First Nations, Inuit, and Métis Peoples in Canada, referred to as Indigenous Peoples, in North America are the original inhabitants on the lands now called Canada and the United States. Aboriginal Peoples is a term established by the Canadian federal government to refer to diverse Indigenous Peoples in Canada and is in the Canadian constitution. However, at SLC, the preferred term is Indigenous Peoples, and this includes First Nations, Inuit, and Métis Peoples (status and non-status) in Canada and the United States.
For the purposes of the listening tours and the SLC Equity Census, a woman means a person who identifies as a woman, including transgender women and cisgender women.
For the purposes of the listening tours and the SLC Equity Census, persons with disabilities include those who may experience disadvantage or barriers to the classroom or employment as a result of long term, chronic or episodic physical, mental/emotional, psychiatric, or learning disabilities.

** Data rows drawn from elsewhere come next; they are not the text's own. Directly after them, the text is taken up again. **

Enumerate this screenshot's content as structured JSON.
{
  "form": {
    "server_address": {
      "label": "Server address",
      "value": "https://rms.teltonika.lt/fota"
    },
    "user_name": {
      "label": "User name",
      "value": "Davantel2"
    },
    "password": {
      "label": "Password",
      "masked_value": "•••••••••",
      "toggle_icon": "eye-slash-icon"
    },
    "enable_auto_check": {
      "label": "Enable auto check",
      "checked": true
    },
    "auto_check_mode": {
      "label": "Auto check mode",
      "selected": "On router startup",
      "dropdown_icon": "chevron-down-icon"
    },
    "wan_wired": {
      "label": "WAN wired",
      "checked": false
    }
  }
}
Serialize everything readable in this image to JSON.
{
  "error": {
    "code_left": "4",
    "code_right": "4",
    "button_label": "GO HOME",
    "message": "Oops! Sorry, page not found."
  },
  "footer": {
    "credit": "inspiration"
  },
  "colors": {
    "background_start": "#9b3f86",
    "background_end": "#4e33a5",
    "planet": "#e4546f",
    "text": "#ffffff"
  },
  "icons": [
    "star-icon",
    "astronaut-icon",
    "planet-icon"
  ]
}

It should also be noted that the social model of disability recognizes that disability is not created by any medical or physical condition, but rather by societal barriers.
An ally is someone who makes the commitment and effort to recognize their privilege (based on gender, class, race, sexual identity, etc.) and work in solidarity with oppressed groups in the struggle for justice. Allies understand that it is in their own interest to end all forms of oppression, even those from which they may benefit in concrete ways.
This term is used to describe someone who does not identify as having a disability. Some members of the disability community oppose its use because it implies that all people with disabilities lack "able bodies" or the ability to use their bodies well. They may prefer "non-disabled" or "enabled" as being more accurate.
Privacy and Confidentiality
- All information collected is confidential
- Your responses will be stored in an isolated table in FORMS that is separate from your other personal information that cannot be accessed or viewed
- Your responses will be anonymized when they are analyzed and reported in an aggregate form for employment equity purposes
- You can revise your responses to the census at any time, by completing a new census which will update your information
- Participation is voluntary and the information you choose to share is determined by you. All questions are optional, with a "prefer not to answer" option available every time
Belonging begins with knowing your story